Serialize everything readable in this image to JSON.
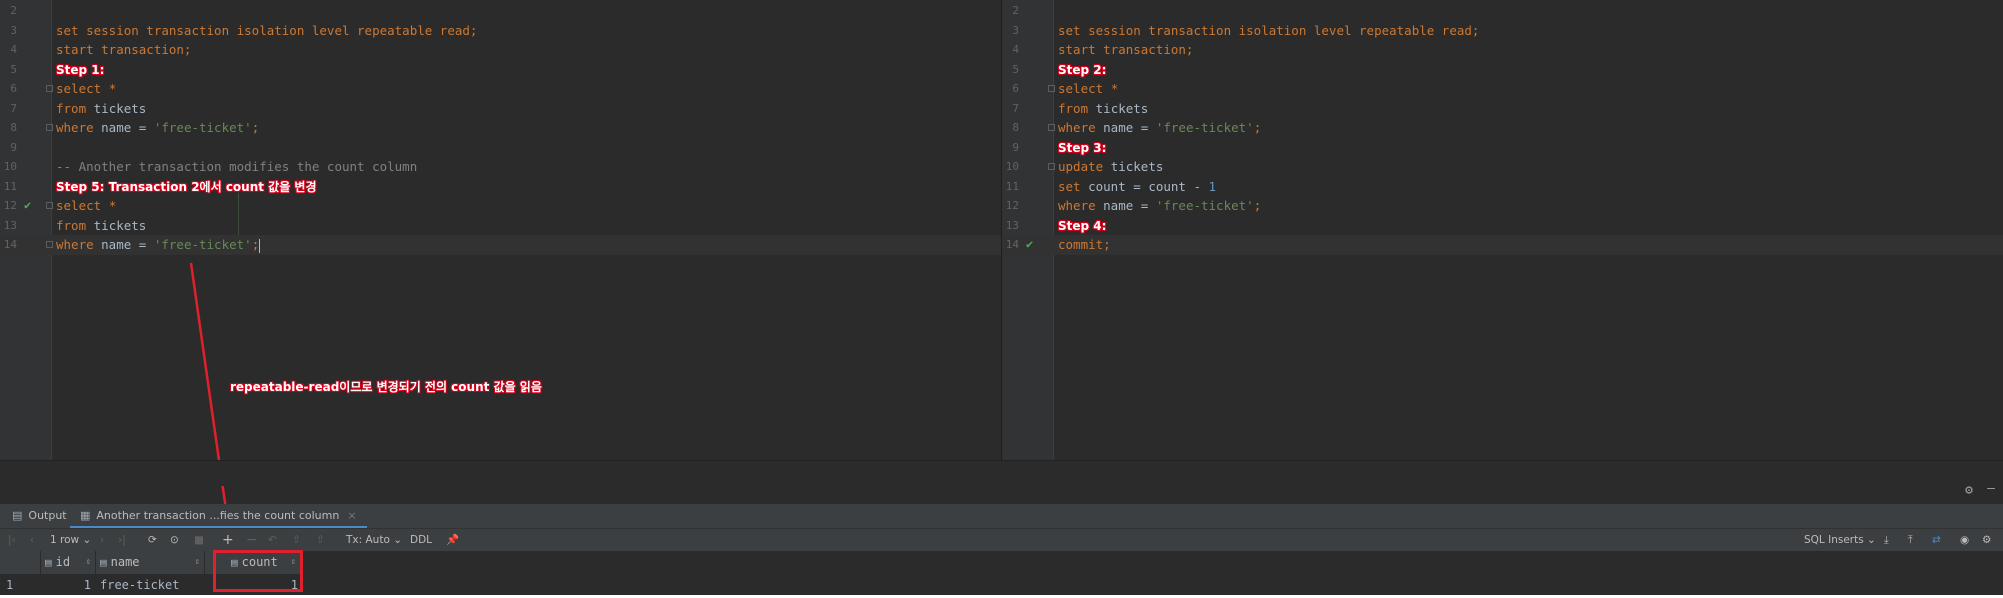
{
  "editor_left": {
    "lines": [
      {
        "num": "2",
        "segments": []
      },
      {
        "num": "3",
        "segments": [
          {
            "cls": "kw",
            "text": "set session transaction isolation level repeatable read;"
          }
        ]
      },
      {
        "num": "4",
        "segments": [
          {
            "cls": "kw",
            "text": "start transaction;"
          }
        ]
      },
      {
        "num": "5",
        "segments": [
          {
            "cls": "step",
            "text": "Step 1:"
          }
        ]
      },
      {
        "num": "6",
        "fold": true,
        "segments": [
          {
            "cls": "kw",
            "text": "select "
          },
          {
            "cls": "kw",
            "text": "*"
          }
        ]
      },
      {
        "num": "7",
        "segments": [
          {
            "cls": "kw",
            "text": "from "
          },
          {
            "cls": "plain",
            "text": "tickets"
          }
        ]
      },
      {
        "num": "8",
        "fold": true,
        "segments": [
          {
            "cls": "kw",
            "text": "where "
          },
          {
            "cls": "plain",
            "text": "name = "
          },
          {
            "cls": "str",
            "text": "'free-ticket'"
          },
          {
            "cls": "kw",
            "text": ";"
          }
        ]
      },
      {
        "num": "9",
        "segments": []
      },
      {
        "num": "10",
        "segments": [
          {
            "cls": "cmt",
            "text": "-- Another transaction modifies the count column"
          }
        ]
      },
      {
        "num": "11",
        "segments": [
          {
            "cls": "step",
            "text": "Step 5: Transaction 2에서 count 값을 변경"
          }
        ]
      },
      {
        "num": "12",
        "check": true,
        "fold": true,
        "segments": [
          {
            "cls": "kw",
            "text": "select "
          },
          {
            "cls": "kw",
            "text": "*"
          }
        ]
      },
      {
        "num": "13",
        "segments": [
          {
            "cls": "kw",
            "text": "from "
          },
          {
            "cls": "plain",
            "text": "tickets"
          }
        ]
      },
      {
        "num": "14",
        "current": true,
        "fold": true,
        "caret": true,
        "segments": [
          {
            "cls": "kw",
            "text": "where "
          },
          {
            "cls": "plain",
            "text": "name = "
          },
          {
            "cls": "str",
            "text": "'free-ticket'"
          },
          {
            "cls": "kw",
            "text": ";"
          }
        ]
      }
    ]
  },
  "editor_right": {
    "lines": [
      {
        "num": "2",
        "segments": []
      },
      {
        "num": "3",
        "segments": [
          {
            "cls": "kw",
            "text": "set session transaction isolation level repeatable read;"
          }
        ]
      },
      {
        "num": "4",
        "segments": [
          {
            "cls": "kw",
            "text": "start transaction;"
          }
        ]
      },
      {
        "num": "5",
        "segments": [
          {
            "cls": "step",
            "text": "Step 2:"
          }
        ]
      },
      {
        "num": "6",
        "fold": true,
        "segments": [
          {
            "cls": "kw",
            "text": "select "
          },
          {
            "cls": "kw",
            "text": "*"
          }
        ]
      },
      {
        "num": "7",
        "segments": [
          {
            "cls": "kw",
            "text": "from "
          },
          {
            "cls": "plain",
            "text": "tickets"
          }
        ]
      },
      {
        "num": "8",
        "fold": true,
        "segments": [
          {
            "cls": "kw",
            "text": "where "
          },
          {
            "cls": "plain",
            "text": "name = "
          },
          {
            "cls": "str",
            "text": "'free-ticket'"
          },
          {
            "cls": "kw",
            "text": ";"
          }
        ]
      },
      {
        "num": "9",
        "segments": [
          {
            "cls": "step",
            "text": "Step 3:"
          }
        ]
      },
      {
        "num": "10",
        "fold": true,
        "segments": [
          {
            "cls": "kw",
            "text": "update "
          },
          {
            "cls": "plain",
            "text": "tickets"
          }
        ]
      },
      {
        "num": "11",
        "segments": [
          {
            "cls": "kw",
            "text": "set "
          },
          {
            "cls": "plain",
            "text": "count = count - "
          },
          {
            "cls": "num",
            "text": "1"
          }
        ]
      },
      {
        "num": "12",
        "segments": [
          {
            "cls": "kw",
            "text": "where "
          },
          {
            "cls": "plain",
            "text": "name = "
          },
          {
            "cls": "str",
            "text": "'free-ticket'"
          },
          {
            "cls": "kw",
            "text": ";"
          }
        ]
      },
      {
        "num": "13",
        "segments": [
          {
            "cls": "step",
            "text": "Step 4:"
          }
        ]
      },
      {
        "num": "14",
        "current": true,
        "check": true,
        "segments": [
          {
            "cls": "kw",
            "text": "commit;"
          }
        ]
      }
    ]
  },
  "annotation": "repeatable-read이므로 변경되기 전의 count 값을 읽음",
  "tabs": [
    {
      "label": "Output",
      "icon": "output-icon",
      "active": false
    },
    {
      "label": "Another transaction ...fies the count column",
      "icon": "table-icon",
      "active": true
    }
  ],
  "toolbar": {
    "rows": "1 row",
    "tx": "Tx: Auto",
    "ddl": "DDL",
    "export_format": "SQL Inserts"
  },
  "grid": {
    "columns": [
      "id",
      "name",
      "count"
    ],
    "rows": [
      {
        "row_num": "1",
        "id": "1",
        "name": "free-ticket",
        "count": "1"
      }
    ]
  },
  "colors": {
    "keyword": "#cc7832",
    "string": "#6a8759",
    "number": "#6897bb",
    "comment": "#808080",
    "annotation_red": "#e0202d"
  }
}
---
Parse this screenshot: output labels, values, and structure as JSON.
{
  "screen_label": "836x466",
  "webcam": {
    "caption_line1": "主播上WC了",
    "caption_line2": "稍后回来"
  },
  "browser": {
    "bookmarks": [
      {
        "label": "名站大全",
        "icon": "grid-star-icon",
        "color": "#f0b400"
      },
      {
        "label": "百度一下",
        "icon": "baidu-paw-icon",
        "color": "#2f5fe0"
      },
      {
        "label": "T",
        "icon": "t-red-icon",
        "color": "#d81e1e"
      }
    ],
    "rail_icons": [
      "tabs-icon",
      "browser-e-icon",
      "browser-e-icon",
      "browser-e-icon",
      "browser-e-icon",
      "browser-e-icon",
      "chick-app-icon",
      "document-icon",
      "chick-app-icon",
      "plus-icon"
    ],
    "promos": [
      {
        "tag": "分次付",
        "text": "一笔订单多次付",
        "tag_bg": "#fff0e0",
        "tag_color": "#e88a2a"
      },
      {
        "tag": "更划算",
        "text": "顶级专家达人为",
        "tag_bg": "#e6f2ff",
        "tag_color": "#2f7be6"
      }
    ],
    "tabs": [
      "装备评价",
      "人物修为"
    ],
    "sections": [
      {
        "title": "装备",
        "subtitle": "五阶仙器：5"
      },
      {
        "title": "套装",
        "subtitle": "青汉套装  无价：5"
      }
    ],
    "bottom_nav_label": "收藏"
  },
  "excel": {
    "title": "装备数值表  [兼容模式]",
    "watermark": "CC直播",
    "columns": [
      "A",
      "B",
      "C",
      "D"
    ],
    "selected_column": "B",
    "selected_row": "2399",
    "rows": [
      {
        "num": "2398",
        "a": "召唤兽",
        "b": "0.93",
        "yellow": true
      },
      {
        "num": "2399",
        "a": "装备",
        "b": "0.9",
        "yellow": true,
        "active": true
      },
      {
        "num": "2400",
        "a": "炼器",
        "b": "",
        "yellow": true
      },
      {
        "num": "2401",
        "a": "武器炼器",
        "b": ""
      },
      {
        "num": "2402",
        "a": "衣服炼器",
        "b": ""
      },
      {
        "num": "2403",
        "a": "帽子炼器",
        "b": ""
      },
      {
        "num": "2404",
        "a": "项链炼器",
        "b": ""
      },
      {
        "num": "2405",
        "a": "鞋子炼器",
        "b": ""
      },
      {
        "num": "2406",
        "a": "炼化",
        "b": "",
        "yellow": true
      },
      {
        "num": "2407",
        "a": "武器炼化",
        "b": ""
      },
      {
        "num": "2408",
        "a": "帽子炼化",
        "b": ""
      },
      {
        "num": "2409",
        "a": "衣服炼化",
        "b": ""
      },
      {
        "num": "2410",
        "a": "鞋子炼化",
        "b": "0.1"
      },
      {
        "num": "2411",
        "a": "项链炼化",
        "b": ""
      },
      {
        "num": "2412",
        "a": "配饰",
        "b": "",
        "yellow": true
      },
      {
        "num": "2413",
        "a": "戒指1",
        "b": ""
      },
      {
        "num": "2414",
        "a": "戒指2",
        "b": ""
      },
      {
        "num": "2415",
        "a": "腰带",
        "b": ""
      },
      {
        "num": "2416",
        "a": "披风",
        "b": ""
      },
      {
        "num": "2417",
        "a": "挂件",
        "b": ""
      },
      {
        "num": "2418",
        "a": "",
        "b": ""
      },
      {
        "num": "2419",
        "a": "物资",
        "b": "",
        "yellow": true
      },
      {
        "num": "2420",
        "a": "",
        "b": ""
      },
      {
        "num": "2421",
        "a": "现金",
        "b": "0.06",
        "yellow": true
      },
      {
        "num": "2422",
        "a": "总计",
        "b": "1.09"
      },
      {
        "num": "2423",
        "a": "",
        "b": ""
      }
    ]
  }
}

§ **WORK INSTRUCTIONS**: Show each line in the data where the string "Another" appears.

§ **TASK SOLUTION**:
            "text": "-- Another transaction modifies the count column"
      "label": "Another transaction ...fies the count column",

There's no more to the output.